This site is a static archive of Process Arts, an open online repository of arts learning resources that was active from 2009 - 2017

Tim Lindgren video recording

Download this video

How Do Chinese Fashion Designers Become Global Fashion Leaders? A New Perspective on Legitimization in China’s Fashion System

Tim Lindgren

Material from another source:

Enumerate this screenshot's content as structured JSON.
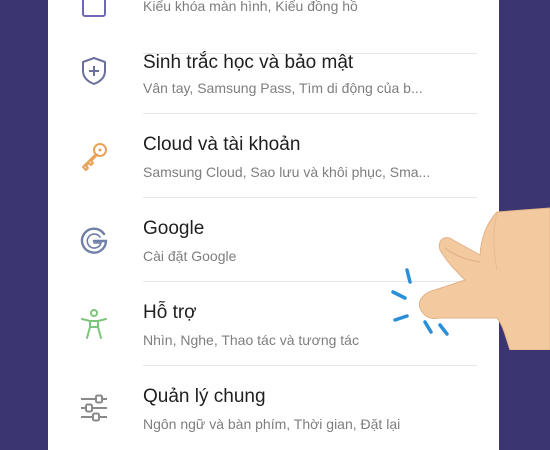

The term fashion system describes inter-relationships between production and consumption, illustrating how the production of fashion is a collective activity. For instance, Yuniya Kawamura (2011)notes systems for the production of fashion differ around the globe and are subject to constant change, and Jennifer Craik (1994, 6)draws attention to an ‘array of competing and intermeshing systems cutting across western and non-western cultures. In China, Shanghai’s nascent fashion system seeks to emulate the Eurocentric system of Fashion Weeks and industry support groups. It promises designers a platform for global competition, yet there are tensions from within. Interaction with a fashion system inevitably means becoming validated or legitimised. Legitimisation in turn depends upon gatekeepers who make aesthetic judgments about the status, quality, and cultural value of a designers work (Becker 2008). My paper offers a new perspective on legitimisation that is drawn mainly from my PhD research. I argue that some Chinese fashion designers are on the path to becoming global fashion designers because they have embraced a global aesthetic that resonates with the human condition, rather than the manufactured authenticity of a Eurocentric fashion system that perpetuates endless consumption. In this way, they are able to ‘self-legitimise’. I contend these designers are ‘designers for humans’, because they are able to look beyond the mythology of fashion brands, and the Eurocentric fashion system, where they explore the tensions of man and culture in their practice. Furthermore, their design ethos pursues beauty, truth and harmony in the Chinese philosophical sense, as well as incorporating financial return in a process that is still enacted through a fashion system. Accordingly, cultural tradition, heritage and modernity, while still valuable, have less impact on their practice.

References: Becker, H. S. 2008. Art Worlds. Berkely and Los Angeles: University of California Press; Craik, J. 1994. The Face of Fashion : Cultural Studies in Fashion. London, New York: Routledge; Kawamura, Y. 2011. Doing Research in Fashion and Dress. New York: Berg.

Average: 3 (1 vote)
3330 reads
Creative Commons None (All Rights Reserved)
To the extent possible under law, all copyright and related or neighboring rights to this Work, Tim Lindgren video recording, by Angela Jansen are Reserved.